Aim of the task: The response should contain only those lines of the entries below that include the string "image".

Dataset:

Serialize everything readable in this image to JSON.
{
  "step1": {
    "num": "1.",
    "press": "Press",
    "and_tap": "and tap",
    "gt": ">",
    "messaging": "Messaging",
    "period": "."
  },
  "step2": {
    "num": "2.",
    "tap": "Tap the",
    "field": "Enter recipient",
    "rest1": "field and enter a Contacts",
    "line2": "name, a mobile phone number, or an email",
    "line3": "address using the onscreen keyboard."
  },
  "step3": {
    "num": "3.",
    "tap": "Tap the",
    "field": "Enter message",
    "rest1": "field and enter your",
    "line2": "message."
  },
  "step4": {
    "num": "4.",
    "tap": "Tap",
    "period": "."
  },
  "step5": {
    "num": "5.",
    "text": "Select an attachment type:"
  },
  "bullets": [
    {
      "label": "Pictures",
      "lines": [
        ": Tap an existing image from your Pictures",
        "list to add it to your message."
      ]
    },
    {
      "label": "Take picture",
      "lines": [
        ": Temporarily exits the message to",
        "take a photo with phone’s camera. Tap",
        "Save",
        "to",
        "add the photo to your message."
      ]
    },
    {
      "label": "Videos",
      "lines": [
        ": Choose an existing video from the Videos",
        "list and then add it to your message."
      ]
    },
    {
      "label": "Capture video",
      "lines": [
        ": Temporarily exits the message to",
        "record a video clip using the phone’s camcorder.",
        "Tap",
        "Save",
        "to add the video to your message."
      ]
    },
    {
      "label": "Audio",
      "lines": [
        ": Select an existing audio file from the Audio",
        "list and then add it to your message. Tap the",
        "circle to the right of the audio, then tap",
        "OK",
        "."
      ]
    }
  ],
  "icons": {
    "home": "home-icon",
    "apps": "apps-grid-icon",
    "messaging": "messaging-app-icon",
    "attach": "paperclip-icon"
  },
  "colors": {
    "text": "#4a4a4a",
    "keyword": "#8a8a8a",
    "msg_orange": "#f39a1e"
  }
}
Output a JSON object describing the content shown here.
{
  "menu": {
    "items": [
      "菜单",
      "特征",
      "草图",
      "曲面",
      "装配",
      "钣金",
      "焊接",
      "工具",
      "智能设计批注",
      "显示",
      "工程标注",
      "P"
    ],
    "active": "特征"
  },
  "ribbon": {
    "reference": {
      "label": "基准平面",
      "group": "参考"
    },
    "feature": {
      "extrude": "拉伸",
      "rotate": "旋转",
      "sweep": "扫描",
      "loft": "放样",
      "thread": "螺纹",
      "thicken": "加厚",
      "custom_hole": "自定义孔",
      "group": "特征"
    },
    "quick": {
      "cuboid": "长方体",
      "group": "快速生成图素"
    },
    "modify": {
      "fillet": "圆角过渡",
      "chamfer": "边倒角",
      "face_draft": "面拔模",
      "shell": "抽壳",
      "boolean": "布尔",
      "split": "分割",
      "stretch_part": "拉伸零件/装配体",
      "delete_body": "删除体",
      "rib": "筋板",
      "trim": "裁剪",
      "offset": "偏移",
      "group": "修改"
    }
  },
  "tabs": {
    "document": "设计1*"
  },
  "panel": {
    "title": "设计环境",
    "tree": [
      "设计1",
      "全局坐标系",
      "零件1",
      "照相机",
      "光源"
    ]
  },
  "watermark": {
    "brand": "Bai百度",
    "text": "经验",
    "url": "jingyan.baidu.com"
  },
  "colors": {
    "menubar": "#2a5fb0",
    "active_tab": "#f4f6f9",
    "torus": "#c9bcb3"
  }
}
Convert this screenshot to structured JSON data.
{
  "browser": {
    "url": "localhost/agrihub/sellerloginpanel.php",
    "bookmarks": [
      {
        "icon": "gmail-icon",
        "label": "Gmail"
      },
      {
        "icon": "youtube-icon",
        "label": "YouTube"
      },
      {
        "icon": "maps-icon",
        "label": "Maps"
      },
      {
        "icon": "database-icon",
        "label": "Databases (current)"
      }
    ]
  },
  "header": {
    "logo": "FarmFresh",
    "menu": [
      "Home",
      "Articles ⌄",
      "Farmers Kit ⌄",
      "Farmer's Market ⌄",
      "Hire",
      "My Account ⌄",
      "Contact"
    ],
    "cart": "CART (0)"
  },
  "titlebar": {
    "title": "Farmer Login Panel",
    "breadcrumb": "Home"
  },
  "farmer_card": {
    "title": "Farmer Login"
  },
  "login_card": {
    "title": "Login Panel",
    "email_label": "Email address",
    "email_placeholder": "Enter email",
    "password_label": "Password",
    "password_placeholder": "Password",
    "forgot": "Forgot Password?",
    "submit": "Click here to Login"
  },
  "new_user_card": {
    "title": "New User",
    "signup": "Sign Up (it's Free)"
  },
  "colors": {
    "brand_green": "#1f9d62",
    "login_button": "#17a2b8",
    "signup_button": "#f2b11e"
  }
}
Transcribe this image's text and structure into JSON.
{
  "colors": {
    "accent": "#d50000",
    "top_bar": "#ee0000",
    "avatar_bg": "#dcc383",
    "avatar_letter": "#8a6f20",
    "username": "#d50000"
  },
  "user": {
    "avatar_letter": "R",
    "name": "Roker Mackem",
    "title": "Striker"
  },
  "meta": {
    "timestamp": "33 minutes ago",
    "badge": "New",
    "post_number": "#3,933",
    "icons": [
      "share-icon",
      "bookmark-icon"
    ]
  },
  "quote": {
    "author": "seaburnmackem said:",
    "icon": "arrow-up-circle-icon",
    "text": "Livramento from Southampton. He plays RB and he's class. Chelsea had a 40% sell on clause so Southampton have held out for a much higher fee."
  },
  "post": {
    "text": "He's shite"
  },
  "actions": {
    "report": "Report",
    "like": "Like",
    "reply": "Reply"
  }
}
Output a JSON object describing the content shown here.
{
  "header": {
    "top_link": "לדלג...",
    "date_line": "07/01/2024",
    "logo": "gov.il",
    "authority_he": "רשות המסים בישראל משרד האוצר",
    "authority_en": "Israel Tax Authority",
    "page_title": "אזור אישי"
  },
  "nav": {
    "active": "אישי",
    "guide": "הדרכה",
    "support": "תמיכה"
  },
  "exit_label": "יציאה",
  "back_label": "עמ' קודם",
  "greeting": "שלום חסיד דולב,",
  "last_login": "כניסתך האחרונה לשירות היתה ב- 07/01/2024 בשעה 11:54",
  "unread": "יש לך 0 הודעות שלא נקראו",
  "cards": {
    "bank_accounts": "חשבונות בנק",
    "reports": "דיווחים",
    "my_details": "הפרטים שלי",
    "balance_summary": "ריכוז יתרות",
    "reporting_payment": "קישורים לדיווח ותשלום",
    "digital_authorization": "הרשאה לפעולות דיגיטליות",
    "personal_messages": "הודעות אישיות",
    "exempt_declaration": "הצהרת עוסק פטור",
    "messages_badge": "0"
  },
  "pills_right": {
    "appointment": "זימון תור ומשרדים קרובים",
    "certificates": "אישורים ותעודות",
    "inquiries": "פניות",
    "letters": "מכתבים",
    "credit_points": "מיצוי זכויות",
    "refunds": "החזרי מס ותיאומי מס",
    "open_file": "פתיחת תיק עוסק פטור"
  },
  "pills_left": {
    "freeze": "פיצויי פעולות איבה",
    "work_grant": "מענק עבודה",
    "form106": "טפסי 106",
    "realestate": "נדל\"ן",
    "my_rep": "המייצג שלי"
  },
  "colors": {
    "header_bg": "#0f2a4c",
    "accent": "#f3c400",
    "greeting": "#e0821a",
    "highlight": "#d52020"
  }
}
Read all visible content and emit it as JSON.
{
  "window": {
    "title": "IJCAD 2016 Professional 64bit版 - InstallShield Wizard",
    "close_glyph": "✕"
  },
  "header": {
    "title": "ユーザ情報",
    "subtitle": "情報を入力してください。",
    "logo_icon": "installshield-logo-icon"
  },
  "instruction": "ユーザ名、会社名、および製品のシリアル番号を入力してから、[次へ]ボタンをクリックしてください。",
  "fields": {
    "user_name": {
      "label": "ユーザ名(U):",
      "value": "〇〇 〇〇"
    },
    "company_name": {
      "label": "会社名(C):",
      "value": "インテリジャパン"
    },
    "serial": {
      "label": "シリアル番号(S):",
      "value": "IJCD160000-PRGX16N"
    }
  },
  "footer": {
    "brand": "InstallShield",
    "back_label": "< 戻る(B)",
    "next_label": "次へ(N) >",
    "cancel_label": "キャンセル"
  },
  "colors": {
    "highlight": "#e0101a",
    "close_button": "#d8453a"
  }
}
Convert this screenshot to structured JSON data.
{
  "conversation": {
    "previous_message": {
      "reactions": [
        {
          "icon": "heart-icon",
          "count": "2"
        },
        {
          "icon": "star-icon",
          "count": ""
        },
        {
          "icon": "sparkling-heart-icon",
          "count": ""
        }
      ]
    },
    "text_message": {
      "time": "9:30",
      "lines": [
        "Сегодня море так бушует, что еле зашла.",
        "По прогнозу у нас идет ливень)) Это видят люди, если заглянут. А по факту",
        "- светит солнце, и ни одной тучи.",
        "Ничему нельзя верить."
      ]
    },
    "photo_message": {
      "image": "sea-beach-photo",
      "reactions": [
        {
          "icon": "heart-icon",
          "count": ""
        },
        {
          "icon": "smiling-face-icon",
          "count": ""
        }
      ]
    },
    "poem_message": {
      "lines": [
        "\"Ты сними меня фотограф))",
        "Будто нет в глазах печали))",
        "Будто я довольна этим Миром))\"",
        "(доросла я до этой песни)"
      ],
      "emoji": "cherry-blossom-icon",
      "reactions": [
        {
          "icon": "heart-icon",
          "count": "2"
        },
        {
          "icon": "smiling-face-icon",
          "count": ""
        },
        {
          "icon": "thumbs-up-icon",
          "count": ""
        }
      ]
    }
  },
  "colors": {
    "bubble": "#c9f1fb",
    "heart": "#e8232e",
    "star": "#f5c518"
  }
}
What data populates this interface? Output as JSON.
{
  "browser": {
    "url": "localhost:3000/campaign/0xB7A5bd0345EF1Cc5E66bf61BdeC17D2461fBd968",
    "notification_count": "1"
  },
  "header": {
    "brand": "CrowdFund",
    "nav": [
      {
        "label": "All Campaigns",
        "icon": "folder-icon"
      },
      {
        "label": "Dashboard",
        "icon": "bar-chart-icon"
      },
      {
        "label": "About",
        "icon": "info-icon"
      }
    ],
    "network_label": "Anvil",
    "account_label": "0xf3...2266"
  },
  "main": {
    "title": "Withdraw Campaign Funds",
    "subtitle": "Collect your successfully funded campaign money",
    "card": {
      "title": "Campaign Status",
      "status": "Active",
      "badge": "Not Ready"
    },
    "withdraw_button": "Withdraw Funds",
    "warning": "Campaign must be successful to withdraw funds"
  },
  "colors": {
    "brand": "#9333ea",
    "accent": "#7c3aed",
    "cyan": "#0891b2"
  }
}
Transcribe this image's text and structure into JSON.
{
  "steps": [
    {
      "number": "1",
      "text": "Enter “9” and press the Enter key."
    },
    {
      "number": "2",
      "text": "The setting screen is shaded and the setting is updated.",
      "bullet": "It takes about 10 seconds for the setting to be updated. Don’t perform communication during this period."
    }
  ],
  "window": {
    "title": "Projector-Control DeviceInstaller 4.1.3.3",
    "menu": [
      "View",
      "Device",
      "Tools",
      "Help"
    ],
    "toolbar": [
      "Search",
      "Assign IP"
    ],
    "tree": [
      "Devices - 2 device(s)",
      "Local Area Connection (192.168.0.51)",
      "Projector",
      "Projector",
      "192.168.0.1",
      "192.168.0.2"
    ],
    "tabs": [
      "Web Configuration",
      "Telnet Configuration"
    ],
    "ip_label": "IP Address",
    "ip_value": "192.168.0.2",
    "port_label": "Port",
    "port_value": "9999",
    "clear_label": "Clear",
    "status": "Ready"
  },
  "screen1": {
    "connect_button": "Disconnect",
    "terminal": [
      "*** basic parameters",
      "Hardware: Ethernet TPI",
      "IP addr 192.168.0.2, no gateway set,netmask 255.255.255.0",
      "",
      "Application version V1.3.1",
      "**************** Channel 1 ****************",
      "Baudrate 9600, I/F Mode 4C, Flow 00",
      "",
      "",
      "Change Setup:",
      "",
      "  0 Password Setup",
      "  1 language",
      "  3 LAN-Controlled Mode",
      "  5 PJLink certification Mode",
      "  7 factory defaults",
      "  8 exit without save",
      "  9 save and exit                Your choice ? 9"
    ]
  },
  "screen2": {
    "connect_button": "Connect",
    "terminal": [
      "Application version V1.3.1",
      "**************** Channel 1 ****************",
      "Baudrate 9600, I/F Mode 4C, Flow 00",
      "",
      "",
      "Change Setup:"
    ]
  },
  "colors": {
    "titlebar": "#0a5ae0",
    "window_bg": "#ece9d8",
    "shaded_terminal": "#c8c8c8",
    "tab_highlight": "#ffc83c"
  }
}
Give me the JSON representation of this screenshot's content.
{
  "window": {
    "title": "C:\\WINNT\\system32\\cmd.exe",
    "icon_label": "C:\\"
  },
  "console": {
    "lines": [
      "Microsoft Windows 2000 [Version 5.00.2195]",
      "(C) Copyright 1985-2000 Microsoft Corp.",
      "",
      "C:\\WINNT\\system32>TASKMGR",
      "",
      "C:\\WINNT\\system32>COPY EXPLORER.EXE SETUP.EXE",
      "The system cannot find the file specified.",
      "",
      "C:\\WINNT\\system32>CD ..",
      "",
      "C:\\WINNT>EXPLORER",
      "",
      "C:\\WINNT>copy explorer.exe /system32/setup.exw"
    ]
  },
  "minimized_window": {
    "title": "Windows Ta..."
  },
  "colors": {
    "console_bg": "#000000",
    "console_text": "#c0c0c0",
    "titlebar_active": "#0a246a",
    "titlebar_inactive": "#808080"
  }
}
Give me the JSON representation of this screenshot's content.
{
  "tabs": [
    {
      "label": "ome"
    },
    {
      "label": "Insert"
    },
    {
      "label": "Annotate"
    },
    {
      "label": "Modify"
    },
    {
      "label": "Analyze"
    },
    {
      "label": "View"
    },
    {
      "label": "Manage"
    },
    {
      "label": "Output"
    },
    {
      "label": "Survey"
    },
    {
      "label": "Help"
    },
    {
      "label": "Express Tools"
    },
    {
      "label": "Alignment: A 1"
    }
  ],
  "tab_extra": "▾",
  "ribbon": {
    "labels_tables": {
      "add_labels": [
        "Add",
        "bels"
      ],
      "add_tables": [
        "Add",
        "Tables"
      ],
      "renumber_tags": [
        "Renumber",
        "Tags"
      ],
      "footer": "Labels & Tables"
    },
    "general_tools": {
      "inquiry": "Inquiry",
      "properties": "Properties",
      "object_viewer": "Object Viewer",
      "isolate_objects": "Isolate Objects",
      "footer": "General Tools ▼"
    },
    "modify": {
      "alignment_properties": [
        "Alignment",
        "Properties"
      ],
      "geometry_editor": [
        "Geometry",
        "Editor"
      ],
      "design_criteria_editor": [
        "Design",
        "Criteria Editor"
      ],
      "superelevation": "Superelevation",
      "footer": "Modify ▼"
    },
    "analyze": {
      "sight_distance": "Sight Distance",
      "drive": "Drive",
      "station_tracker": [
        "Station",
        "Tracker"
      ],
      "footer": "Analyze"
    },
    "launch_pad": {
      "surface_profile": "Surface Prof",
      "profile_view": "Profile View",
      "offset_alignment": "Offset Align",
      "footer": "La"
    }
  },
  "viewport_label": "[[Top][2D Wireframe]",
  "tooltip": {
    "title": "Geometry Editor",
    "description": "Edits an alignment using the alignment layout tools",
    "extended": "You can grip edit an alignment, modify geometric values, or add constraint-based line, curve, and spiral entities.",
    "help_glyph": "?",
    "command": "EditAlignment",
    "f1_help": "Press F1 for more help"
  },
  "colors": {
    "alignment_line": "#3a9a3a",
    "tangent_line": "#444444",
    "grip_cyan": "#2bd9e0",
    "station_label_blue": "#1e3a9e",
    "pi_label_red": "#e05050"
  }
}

Exercise result:
Serialize everything readable in this image to JSON.
        ": Tap an existing image from your Pictures",
Transcribe this image's text and structure into JSON.
      "image": "sea-beach-photo",
Transcribe this image's text and structure into JSON.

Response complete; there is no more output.